(Dataset content):

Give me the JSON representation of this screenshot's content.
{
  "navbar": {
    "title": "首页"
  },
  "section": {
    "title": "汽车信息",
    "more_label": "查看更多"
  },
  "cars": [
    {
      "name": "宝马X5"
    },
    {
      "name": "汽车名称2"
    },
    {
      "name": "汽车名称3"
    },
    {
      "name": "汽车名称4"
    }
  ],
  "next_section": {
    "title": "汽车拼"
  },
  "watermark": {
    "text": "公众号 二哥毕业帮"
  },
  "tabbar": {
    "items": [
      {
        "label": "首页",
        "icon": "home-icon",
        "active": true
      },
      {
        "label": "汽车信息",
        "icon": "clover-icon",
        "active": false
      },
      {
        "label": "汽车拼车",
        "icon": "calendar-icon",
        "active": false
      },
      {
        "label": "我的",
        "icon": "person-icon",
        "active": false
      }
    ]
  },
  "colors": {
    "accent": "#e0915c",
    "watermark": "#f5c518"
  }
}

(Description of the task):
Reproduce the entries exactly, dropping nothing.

(Output for this task):
Give me the JSON representation of this screenshot's content.
{
  "navbar": {
    "title": "首页"
  },
  "section": {
    "title": "汽车信息",
    "more_label": "查看更多"
  },
  "cars": [
    {
      "name": "宝马X5"
    },
    {
      "name": "汽车名称2"
    },
    {
      "name": "汽车名称3"
    },
    {
      "name": "汽车名称4"
    }
  ],
  "next_section": {
    "title": "汽车拼"
  },
  "watermark": {
    "text": "公众号 二哥毕业帮"
  },
  "tabbar": {
    "items": [
      {
        "label": "首页",
        "icon": "home-icon",
        "active": true
      },
      {
        "label": "汽车信息",
        "icon": "clover-icon",
        "active": false
      },
      {
        "label": "汽车拼车",
        "icon": "calendar-icon",
        "active": false
      },
      {
        "label": "我的",
        "icon": "person-icon",
        "active": false
      }
    ]
  },
  "colors": {
    "accent": "#e0915c",
    "watermark": "#f5c518"
  }
}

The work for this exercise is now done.